The G-Speed Shuttle’s design, to this reviewer at least, looks like a miniature “jerrycan”. It’s been designed to be carried and although it weighs in at a fairly hefty 7.4Kg, the broad carrying handle has been well thought out to make lugging it around as easy as possible.
The front of the unit is dominated by the drive bay door which hinges down to access the drives. At first glance it looks like the door has a simple sliding lock, but it’s a bit more intelligent than that. Once the lock is enabled you can’t move the latch. Instead you have to use something like a paper-clip pressed into the marked hole in the door under the lock to free the latch – a simple but effective way of added security while the drive is being transported around. Under the door is a drive activity LED.

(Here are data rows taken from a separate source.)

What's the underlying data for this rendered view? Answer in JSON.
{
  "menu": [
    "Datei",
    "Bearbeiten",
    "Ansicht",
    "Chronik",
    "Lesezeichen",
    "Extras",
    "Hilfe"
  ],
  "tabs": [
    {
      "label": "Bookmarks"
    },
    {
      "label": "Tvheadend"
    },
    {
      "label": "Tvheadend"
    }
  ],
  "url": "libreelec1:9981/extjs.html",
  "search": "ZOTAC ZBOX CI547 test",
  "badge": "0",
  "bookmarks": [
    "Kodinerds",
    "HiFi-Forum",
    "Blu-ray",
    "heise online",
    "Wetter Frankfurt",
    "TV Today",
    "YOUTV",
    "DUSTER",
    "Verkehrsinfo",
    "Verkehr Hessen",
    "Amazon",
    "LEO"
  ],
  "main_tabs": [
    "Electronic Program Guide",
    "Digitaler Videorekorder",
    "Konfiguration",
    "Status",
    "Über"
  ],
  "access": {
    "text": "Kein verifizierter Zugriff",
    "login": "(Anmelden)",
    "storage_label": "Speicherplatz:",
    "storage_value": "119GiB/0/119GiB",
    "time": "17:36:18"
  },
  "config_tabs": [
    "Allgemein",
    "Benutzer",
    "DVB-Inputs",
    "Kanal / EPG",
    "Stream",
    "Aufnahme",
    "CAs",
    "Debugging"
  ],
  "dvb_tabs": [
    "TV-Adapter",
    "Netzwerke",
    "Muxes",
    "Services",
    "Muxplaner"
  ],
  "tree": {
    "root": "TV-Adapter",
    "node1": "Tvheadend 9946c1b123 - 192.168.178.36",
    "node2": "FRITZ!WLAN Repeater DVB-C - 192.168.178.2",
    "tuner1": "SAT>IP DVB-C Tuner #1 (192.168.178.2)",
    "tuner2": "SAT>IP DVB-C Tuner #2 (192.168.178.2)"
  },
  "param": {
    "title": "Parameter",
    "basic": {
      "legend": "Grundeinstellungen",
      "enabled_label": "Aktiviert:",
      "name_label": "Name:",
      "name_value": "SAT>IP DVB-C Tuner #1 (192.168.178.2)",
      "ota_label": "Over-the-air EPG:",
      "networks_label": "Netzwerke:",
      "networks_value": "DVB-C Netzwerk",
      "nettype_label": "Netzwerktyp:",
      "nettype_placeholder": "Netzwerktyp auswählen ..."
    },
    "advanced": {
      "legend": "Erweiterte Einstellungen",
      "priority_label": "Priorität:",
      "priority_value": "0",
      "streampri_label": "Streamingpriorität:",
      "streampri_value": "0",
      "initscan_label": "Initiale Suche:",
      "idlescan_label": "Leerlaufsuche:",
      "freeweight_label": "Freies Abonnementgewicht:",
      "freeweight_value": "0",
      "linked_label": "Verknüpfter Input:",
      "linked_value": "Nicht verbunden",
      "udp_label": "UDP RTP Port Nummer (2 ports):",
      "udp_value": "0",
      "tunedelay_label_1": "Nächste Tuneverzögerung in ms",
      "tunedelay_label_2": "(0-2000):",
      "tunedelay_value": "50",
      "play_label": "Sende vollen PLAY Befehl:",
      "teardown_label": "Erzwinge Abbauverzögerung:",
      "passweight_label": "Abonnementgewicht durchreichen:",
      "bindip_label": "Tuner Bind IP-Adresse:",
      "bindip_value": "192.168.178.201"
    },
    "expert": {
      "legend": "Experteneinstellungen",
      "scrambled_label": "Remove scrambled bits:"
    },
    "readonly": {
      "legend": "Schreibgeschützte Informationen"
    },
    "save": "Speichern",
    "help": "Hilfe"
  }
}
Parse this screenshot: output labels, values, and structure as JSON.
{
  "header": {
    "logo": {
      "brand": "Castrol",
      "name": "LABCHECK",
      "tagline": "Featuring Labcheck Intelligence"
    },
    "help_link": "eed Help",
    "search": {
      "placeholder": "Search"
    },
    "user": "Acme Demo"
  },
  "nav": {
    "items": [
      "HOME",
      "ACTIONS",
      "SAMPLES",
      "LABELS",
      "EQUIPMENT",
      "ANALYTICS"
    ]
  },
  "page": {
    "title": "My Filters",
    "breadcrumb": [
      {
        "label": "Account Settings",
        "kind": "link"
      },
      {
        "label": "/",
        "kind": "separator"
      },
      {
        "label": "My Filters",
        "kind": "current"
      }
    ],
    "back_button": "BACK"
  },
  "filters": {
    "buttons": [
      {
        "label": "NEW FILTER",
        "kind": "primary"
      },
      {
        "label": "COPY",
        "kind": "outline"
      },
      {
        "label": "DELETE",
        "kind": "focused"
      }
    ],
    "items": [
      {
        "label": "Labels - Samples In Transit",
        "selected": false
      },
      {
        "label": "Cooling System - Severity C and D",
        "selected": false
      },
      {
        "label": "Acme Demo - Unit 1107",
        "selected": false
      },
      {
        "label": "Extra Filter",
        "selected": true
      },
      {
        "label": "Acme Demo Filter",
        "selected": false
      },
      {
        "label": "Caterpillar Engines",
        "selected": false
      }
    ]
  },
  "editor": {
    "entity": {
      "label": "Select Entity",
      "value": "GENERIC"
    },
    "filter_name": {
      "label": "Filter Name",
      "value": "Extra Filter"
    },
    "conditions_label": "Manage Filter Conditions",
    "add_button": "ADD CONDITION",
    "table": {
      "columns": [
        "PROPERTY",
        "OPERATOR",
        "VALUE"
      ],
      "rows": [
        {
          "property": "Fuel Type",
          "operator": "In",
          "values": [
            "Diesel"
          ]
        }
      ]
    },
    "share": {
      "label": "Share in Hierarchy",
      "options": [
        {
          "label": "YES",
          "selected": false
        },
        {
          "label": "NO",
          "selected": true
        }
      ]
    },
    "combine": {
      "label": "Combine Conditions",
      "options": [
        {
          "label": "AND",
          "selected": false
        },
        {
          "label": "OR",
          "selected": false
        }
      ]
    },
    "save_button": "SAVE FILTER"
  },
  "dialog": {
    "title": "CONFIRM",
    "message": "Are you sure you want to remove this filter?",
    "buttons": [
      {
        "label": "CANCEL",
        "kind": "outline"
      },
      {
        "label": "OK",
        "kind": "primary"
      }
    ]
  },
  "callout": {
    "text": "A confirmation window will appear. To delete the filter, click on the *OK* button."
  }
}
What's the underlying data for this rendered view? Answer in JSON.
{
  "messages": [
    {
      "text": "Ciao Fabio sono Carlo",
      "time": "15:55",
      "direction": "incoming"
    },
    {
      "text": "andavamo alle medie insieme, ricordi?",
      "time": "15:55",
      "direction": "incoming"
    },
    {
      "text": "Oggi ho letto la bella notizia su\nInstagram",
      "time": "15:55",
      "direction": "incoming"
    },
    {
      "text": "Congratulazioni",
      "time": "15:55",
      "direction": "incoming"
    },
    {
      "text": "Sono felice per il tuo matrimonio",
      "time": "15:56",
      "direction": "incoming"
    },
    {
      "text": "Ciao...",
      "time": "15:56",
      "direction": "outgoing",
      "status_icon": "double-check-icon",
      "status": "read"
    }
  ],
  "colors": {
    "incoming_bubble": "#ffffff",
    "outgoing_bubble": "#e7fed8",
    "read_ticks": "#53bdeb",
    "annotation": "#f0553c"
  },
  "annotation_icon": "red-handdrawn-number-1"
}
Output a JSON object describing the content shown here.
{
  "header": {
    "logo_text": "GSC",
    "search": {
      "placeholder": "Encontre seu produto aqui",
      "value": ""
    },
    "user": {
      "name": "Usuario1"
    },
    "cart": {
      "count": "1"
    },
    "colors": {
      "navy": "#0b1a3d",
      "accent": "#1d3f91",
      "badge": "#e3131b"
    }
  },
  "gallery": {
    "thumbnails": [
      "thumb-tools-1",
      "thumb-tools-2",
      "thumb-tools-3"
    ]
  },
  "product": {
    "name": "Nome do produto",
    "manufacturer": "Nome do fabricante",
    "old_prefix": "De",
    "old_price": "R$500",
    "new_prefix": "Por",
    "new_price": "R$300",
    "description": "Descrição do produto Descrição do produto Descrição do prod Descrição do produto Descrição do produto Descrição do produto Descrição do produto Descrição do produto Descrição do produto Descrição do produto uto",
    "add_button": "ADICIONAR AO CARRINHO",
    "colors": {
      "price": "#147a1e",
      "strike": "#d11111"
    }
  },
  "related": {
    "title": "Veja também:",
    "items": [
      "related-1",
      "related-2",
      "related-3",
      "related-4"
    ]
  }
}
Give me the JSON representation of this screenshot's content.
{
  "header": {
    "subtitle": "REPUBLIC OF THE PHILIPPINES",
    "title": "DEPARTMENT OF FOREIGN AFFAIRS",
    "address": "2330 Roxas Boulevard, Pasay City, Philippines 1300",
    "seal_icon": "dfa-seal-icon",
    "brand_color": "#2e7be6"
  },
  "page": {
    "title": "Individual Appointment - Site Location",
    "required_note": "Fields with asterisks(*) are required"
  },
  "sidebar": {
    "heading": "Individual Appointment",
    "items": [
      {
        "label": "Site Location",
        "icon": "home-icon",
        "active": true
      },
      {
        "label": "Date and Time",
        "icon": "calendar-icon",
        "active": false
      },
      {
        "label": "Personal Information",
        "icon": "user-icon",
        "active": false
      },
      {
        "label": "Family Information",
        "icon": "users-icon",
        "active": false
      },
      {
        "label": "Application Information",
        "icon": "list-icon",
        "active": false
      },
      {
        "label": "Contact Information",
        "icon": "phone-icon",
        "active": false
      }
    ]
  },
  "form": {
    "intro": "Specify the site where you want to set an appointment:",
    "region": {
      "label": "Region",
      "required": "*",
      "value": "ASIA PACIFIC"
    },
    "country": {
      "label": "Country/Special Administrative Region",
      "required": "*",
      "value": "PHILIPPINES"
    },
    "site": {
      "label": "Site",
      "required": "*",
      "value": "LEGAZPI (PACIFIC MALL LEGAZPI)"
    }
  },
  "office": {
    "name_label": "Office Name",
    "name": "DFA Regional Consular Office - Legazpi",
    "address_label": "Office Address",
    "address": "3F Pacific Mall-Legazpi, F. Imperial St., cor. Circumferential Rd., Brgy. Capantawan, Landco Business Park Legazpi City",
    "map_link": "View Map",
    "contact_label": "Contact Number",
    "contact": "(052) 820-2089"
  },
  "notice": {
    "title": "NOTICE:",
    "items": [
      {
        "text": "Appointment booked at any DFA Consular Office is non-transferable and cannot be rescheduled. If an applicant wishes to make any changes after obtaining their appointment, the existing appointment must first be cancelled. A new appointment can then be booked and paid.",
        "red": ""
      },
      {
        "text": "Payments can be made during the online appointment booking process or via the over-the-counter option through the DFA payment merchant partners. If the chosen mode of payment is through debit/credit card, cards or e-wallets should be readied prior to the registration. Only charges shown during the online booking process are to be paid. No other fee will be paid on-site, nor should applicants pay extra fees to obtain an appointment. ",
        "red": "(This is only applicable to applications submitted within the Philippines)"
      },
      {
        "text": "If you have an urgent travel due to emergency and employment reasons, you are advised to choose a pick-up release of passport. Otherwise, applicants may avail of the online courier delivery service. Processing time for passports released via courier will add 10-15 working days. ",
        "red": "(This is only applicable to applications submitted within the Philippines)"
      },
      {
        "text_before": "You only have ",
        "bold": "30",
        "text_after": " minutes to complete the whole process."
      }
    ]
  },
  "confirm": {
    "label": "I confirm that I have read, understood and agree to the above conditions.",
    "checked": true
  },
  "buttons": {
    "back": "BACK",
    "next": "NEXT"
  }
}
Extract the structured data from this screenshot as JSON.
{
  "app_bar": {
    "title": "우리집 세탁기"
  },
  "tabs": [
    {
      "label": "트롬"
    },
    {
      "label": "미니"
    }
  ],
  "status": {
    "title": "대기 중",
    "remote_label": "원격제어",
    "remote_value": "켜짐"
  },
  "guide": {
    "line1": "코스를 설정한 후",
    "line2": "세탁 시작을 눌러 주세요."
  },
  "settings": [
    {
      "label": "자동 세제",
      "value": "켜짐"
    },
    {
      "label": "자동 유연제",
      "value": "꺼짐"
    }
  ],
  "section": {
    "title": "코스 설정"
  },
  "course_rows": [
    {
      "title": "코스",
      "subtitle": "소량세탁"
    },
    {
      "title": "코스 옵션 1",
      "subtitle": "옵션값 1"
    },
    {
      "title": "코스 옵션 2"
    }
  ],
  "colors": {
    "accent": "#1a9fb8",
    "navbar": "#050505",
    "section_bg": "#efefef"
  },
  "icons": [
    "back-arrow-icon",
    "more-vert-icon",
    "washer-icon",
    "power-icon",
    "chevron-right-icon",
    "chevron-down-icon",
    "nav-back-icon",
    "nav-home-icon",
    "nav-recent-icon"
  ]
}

The rear of the G-Speed Shuttle is dominated by the grill for the 120mm fan (YS Tech FD129225HL-N) cooling fan. Under this and in a recessed panel sit the power button, which is a bit awkward to get at to say the least, the two Thunderbolt 3 ports, a speaker mute button and the power socket.
The four vertically mounted drive bays are found behind the door in the front panel. The drive trays themselves are locked in position via a simple button and lever mechanism. Unfortunately the drive trays are not a tool-less design, but as this is a box designed to be carried around that makes sense as it does provide extra security to stop any drive movement while in transit. Each of the trays has a drive indicator LED built into it. Also you need to bear in mind that the drives are not hot-swappable.
The G-Speed Shuttle 16TB comes with four 4TB HGST Ultrastar 7K6000 enterprise class drives pre-installed. The Ultrastar 7K6000 uses five 800GB platters (discs), each with a maximum areal density of 446 Gbits/sq. in to reach its 4TB capacity.
It has a spin speed of 7,200rpm, 64MB cache and a 4.6ms latency figure. Official access times for the drive are 7.6ms for reads and 8.0ms for writes.